Word Choice enriches our writing and makes it come alive. Precise words add energy and clarity. Words convey the intended message in a clear, interesting and natural way. Parents can suggest that their children ask the following:
- Will my reader understand my words?
- Were my words accurate, original, and just right?
- Did I use energetic verbs?
- Did I use language that painted a picture?
Sentence fluency is the rhythm and flow of the language, the sound of word patterns, the way in which writing plays to the ear—not just to the eye.
Sentence Fluency gives our writing rhythm with an easy flow when read aloud. Sentences are well built with strong and varied structures. Sentences are clear and powerful. As our writing skills grow, we learn new ways to “sculpt” our writing. Parent Suggestions:
- How does my writing sound when read aloud?
- Do my sentences begin in different ways?
- Are some sentences long and some short?
Conventions are the mechanical correctness of the piece—spelling, grammar, and usage, paragraphing, use of capitals and punctuation.
Once our writing is revised, we are ready to edit and proofread. It’s like wrapping a package - we want to prepare our writing so others can read and enjoy it. Conventions deal with fixing our work (e.g. grammar, capitalization, punctuation, usage, spelling, paragraphing) so that our work is as error-free as possible. Parents can as their children:
- Did I paragraph correctly?
- Is my spelling correct?
- Did I correctly use periods, question marks, commas, quotation marks, and other punctuation marks?
- Did I use capital letters correctly?
What can parents do to help?
- Provide writing materials. Provide plenty of writing materials-paper of all kinds, pens, pencils, post-its-whatever will invite your child to explore writing in original, colorful ways.
- Provide a print-rich environment. Fill your child’s world with books, magazines, newspapers, and writing you have created. Young writers are ingenious borrowers and hungrily consume every writing tidbit the world around them offers. Older writers need a range of materials from which to draw ideas from as well.
- Write notes. Write a personal note and tuck it into your child’s book bag or lunch box. This can be a wonderful surprise and perhaps you will get a note back. Writing doesn’t always have to be BIG and formal.

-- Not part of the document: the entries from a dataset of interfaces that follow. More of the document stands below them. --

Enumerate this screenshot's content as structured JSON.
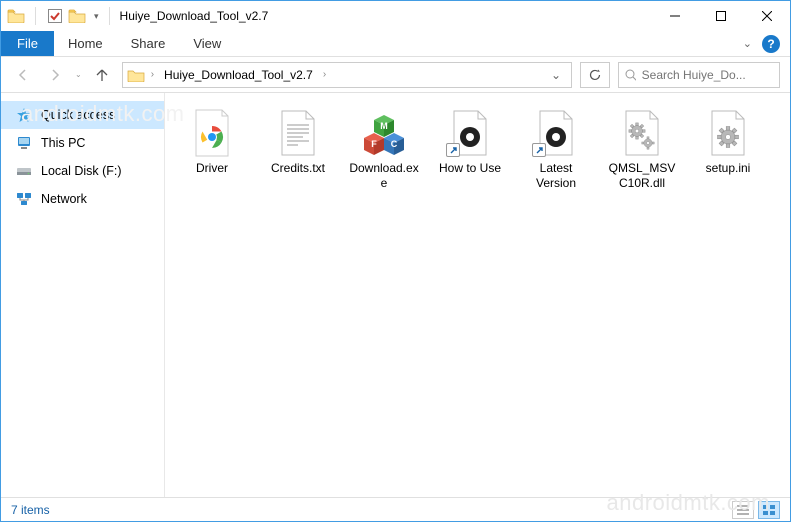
{
  "window": {
    "title": "Huiye_Download_Tool_v2.7"
  },
  "ribbon": {
    "file_label": "File",
    "tabs": [
      "Home",
      "Share",
      "View"
    ]
  },
  "address": {
    "folder_name": "Huiye_Download_Tool_v2.7"
  },
  "search": {
    "placeholder": "Search Huiye_Do..."
  },
  "sidebar": {
    "items": [
      {
        "label": "Quick access"
      },
      {
        "label": "This PC"
      },
      {
        "label": "Local Disk (F:)"
      },
      {
        "label": "Network"
      }
    ]
  },
  "files": [
    {
      "label": "Driver",
      "icon": "chrome"
    },
    {
      "label": "Credits.txt",
      "icon": "text"
    },
    {
      "label": "Download.exe",
      "icon": "cubes"
    },
    {
      "label": "How to Use",
      "icon": "ring-shortcut"
    },
    {
      "label": "Latest Version",
      "icon": "ring-shortcut"
    },
    {
      "label": "QMSL_MSVC10R.dll",
      "icon": "gears"
    },
    {
      "label": "setup.ini",
      "icon": "gear"
    }
  ],
  "status": {
    "text": "7 items"
  },
  "watermark": "androidmtk.com"
}
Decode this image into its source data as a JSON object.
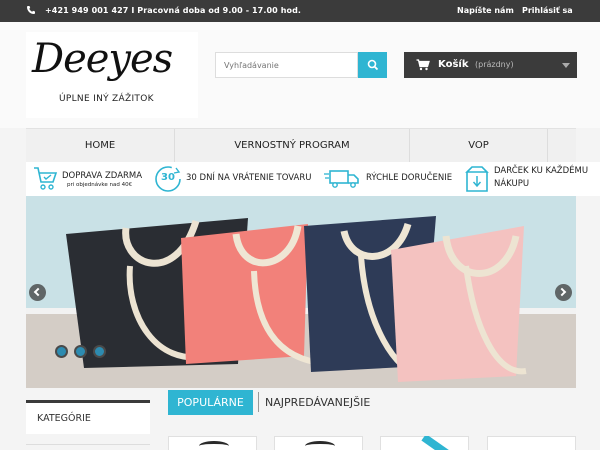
{
  "topbar": {
    "phone": "+421 949 001 427 I Pracovná doba od 9.00 - 17.00 hod.",
    "contact_link": "Napíšte nám",
    "login_link": "Prihlásiť sa",
    "phone_icon": "phone-icon"
  },
  "brand": {
    "logo_script": "Deeyes",
    "logo_tagline": "ÚPLNE INÝ  ZÁŽITOK"
  },
  "search": {
    "placeholder": "Vyhľadávanie",
    "icon": "search-icon"
  },
  "cart": {
    "label": "Košík",
    "status": "(prázdny)",
    "icon": "cart-icon"
  },
  "nav": {
    "items": [
      {
        "label": "HOME"
      },
      {
        "label": "VERNOSTNÝ PROGRAM"
      },
      {
        "label": "VOP"
      }
    ]
  },
  "benefits": [
    {
      "title": "DOPRAVA ZDARMA",
      "subtitle": "pri objednávke nad 40€",
      "icon": "cart-delivery-icon"
    },
    {
      "title": "30 DNÍ NA VRÁTENIE TOVARU",
      "badge": "30",
      "icon": "return-30-icon"
    },
    {
      "title": "RÝCHLE DORUČENIE",
      "icon": "truck-icon"
    },
    {
      "title": "DARČEK KU KAŽDÉMU",
      "title2": "NÁKUPU",
      "icon": "gift-download-icon"
    }
  ],
  "slider": {
    "dots": 3,
    "active_dot": 1
  },
  "sidebar": {
    "categories_title": "KATEGÓRIE"
  },
  "product_tabs": {
    "popular": "POPULÁRNE",
    "best_sellers": "NAJPREDÁVANEJŠIE"
  },
  "colors": {
    "accent": "#2fb5d2",
    "dark": "#3b3b3b"
  }
}
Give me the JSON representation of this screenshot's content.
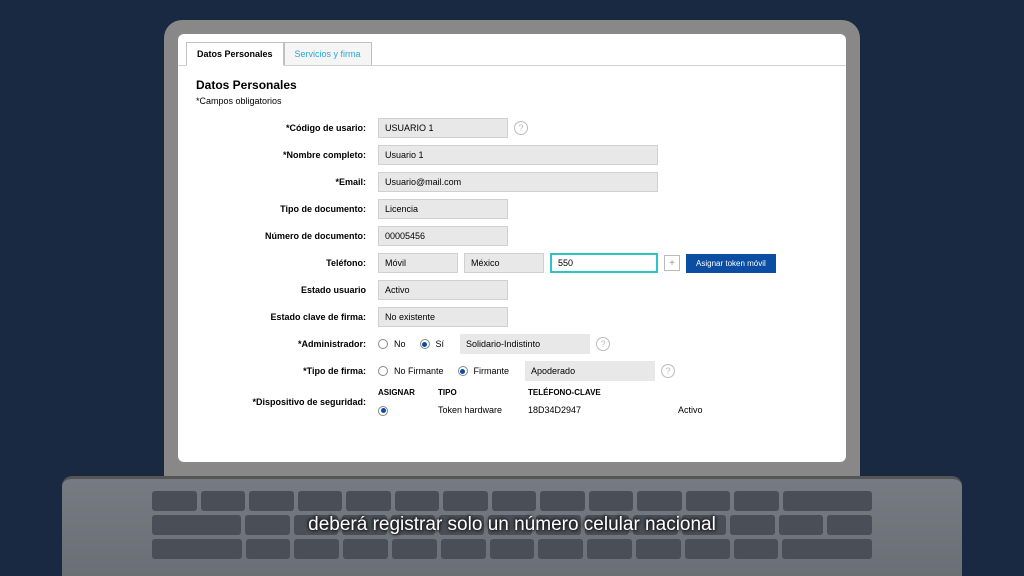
{
  "tabs": {
    "personal": "Datos Personales",
    "services": "Servicios y firma"
  },
  "section": {
    "title": "Datos Personales",
    "required_note": "*Campos obligatorios"
  },
  "form": {
    "user_code": {
      "label": "*Código de usario:",
      "value": "USUARIO 1"
    },
    "full_name": {
      "label": "*Nombre completo:",
      "value": "Usuario 1"
    },
    "email": {
      "label": "*Email:",
      "value": "Usuario@mail.com"
    },
    "doc_type": {
      "label": "Tipo de documento:",
      "value": "Licencia"
    },
    "doc_number": {
      "label": "Número de documento:",
      "value": "00005456"
    },
    "phone": {
      "label": "Teléfono:",
      "type": "Móvil",
      "country": "México",
      "number": "550"
    },
    "assign_token_btn": "Asignar token móvil",
    "user_status": {
      "label": "Estado usuario",
      "value": "Activo"
    },
    "sign_key_status": {
      "label": "Estado clave de firma:",
      "value": "No existente"
    },
    "admin": {
      "label": "*Administrador:",
      "no": "No",
      "yes": "Sí",
      "dropdown": "Solidario-Indistinto"
    },
    "sign_type": {
      "label": "*Tipo de firma:",
      "no": "No Firmante",
      "yes": "Firmante",
      "dropdown": "Apoderado"
    },
    "security_device": {
      "label": "*Dispositivo de seguridad:"
    },
    "device_table": {
      "headers": {
        "assign": "ASIGNAR",
        "type": "TIPO",
        "phone": "TELÉFONO-CLAVE"
      },
      "row": {
        "type": "Token hardware",
        "phone": "18D34D2947",
        "status": "Activo"
      }
    }
  },
  "caption": "deberá registrar solo un número celular nacional"
}
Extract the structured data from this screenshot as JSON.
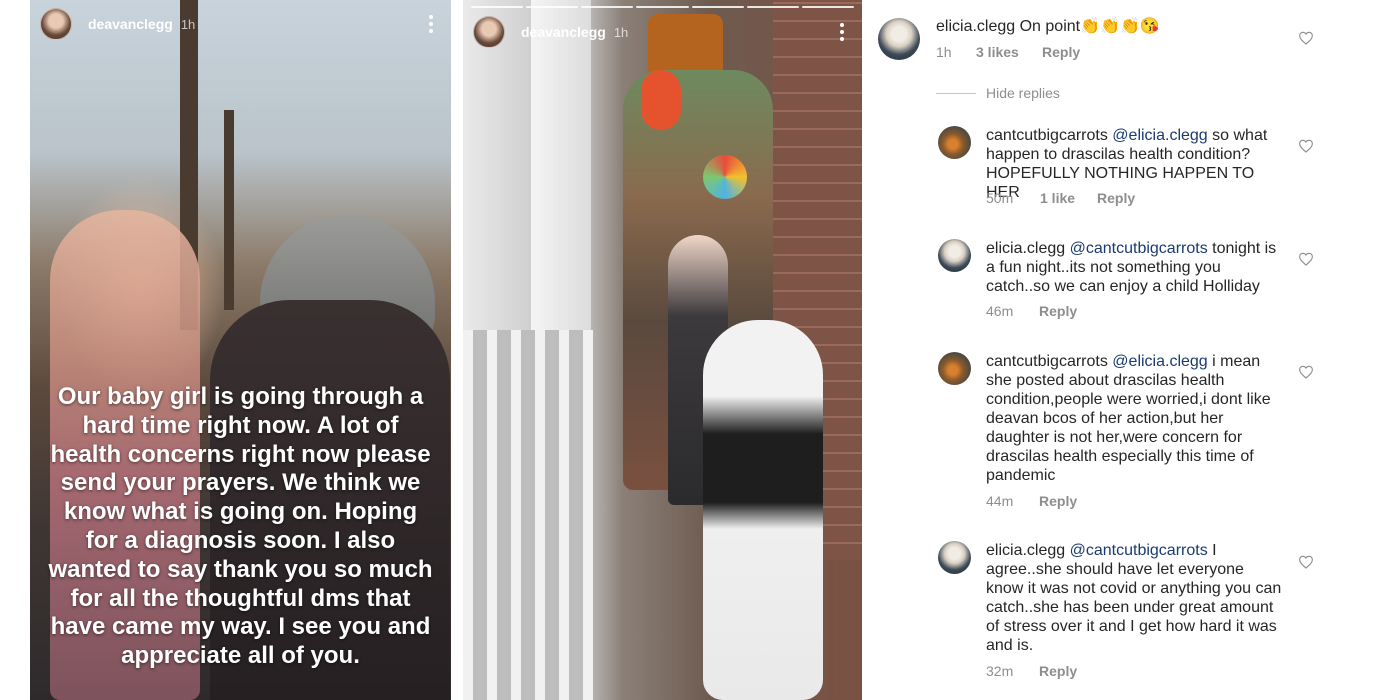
{
  "stories": [
    {
      "username": "deavanclegg",
      "time": "1h",
      "caption": "Our baby girl is going through a hard time right now. A lot of health concerns right now please send your prayers. We think we know what is going on. Hoping for a diagnosis soon. I also wanted to say thank you so much for all the thoughtful dms that have came my way. I see you and appreciate all of you."
    },
    {
      "username": "deavanclegg",
      "time": "1h"
    }
  ],
  "comments": {
    "top": {
      "username": "elicia.clegg",
      "text": "On point👏👏👏😘",
      "time": "1h",
      "likes": "3 likes",
      "reply": "Reply"
    },
    "hide_replies": "Hide replies",
    "replies": [
      {
        "username": "cantcutbigcarrots",
        "mention": "@elicia.clegg",
        "text": "so what happen to drascilas health condition? HOPEFULLY NOTHING HAPPEN TO HER",
        "time": "50m",
        "likes": "1 like",
        "reply": "Reply"
      },
      {
        "username": "elicia.clegg",
        "mention": "@cantcutbigcarrots",
        "text": "tonight is a fun night..its not something you catch..so we can enjoy a child Holliday",
        "time": "46m",
        "reply": "Reply"
      },
      {
        "username": "cantcutbigcarrots",
        "mention": "@elicia.clegg",
        "text": "i mean she posted about drascilas health condition,people were worried,i dont like deavan bcos of her action,but her daughter is not her,were concern for drascilas health especially  this time of pandemic",
        "time": "44m",
        "reply": "Reply"
      },
      {
        "username": "elicia.clegg",
        "mention": "@cantcutbigcarrots",
        "text": "I agree..she should have let everyone know it was not covid or anything you can catch..she has been under great amount of stress over it and I get how hard it was and is.",
        "time": "32m",
        "reply": "Reply"
      }
    ]
  }
}
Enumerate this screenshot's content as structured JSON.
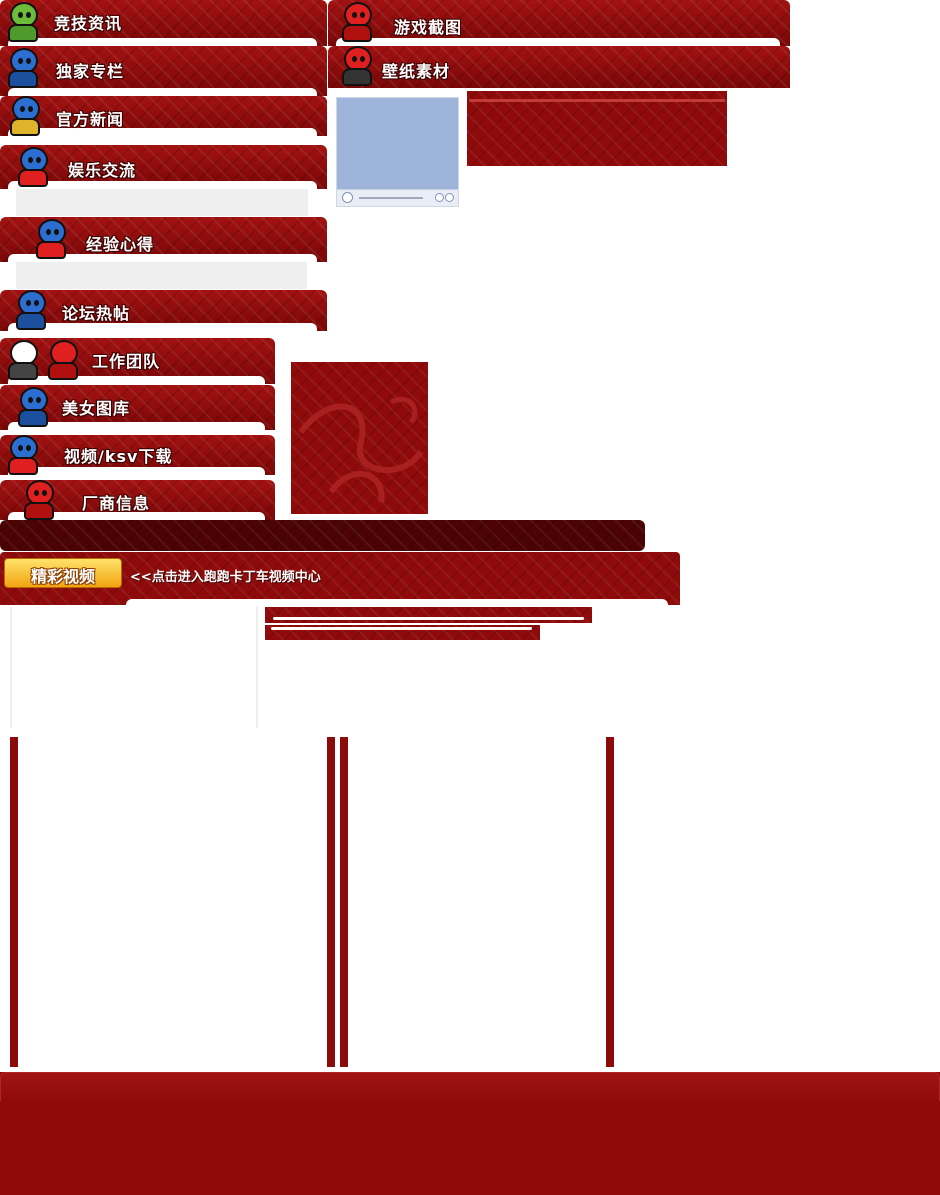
{
  "left_nav": [
    {
      "label": "竞技资讯",
      "icon": "green-helmet-racer-icon"
    },
    {
      "label": "独家专栏",
      "icon": "blue-ninja-icon"
    },
    {
      "label": "官方新闻",
      "icon": "blue-racer-kart-icon"
    },
    {
      "label": "娱乐交流",
      "icon": "red-kart-racer-icon"
    },
    {
      "label": "经验心得",
      "icon": "blue-racer-kart-icon"
    },
    {
      "label": "论坛热帖",
      "icon": "blue-ninja-kart-icon"
    },
    {
      "label": "工作团队",
      "icon": "panda-and-red-ninja-icon"
    },
    {
      "label": "美女图库",
      "icon": "blue-ninja-icon"
    },
    {
      "label": "视频/ksv下载",
      "icon": "blue-racer-red-kart-icon"
    },
    {
      "label": "厂商信息",
      "icon": "red-ninja-racer-icon"
    }
  ],
  "right_nav": [
    {
      "label": "游戏截图",
      "icon": "red-ninja-icon"
    },
    {
      "label": "壁纸素材",
      "icon": "red-ninja-kart-icon"
    }
  ],
  "video_section": {
    "header_label": "精彩视频",
    "link_text": "<<点击进入跑跑卡丁车视频中心"
  },
  "colors": {
    "brand_red": "#8f0b0b",
    "dark_red": "#5a0303",
    "player_blue": "#9fb4da",
    "highlight_yellow": "#f2a310"
  }
}
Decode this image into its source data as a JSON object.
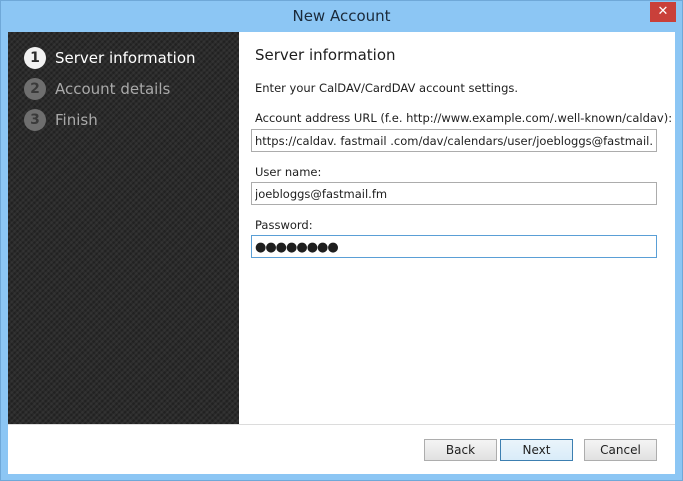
{
  "window": {
    "title": "New Account",
    "close_glyph": "✕"
  },
  "sidebar": {
    "steps": [
      {
        "number": "1",
        "label": "Server information"
      },
      {
        "number": "2",
        "label": "Account details"
      },
      {
        "number": "3",
        "label": "Finish"
      }
    ]
  },
  "content": {
    "section_title": "Server information",
    "intro": "Enter your CalDAV/CardDAV account settings.",
    "url_label": "Account address URL (f.e. http://www.example.com/.well-known/caldav):",
    "url_value": "https://caldav. fastmail .com/dav/calendars/user/joebloggs@fastmail.fm",
    "username_label": "User name:",
    "username_value": "joebloggs@fastmail.fm",
    "password_label": "Password:",
    "password_masked": "●●●●●●●●"
  },
  "footer": {
    "back_label": "Back",
    "next_label": "Next",
    "cancel_label": "Cancel"
  },
  "icons": {
    "close": "close-icon"
  }
}
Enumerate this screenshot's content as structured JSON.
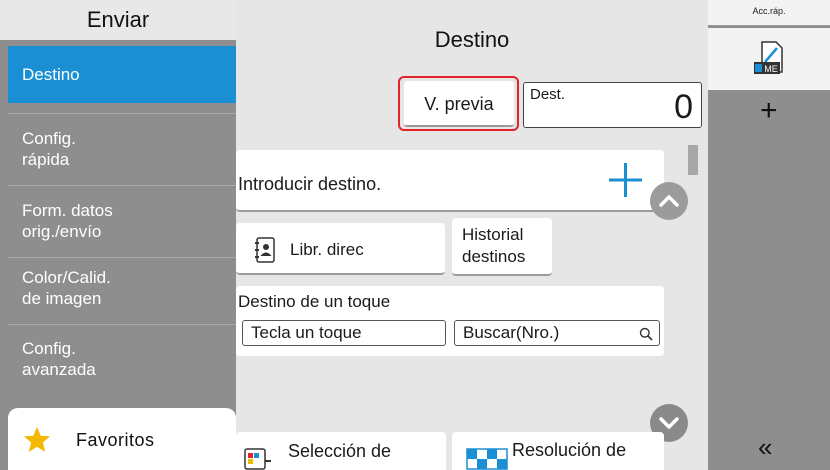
{
  "left": {
    "title": "Enviar",
    "items": [
      {
        "line1": "Destino",
        "line2": ""
      },
      {
        "line1": "Config.",
        "line2": "rápida"
      },
      {
        "line1": "Form. datos",
        "line2": "orig./envío"
      },
      {
        "line1": "Color/Calid.",
        "line2": "de imagen"
      },
      {
        "line1": "Config.",
        "line2": "avanzada"
      }
    ],
    "favorites": "Favoritos"
  },
  "main": {
    "title": "Destino",
    "preview": "V. previa",
    "dest_label": "Dest.",
    "dest_count": "0",
    "enter_destination": "Introducir destino.",
    "address_book": "Libr. direc",
    "history_line1": "Historial",
    "history_line2": "destinos",
    "one_touch_title": "Destino de un toque",
    "one_touch_key": "Tecla un toque",
    "search_number": "Buscar(Nro.)",
    "selection_partial": "Selección de",
    "resolution_partial": "Resolución de"
  },
  "right": {
    "quick_access": "Acc.ráp.",
    "add": "+",
    "collapse": "«"
  },
  "colors": {
    "accent_blue": "#1a8fd4",
    "highlight_red": "#e2232a",
    "panel_gray": "#8e8e8e",
    "favorite_star": "#f5b800"
  }
}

- Choose some resources together. If you don’t have a thesaurus or dictionary handy, shop for one with your child. Practice using the tools as well. A scavenger hunt is a fun activity to try.
- Write together. Let your child choose the topic. Free write together for five minutes, then share the results. See what different directions your writing takes.
- Prepare invitations. If you have a special occasion coming up, let your child prepare the invitations or announcements.
- Assess as a team. Put the traits to work by assessing together. This is fun because you get to be the critics. Begin with something short and assess it together using the scoring guides. This works with newspaper articles, magazine articles, or any piece of writing.
- Share how you write on the job. Do you write as part of your job? Almost every occupation writes something. Share how important writing is at your workplace.
- Be a writer yourself and get help form your child. Let your child see how you enjoy writing. Talk about the kind of writing you enjoy the most. Have your child help you begin the writing process. Ask: How should we begin? What should we say? Is this too long or wordy? Should we use this word here? Should we rewrite the ending?
- Share your child’s writing (with his/her permission). This could mean helping your child publish a piece or simply sharing it with a relative or friend. This broadens your child’s audience but also sends the message that you are proud!
- Create a photo album or scrapbook. Create a scrapbook called “a year in the life of…” and have your child write captions describing the photos. Work with your child to create a short introduction to the book.
(Source: A Handbook For Parents Of Six Traits Writing Students (1998). Portland, Oregon: Northwest Regional Educational Library)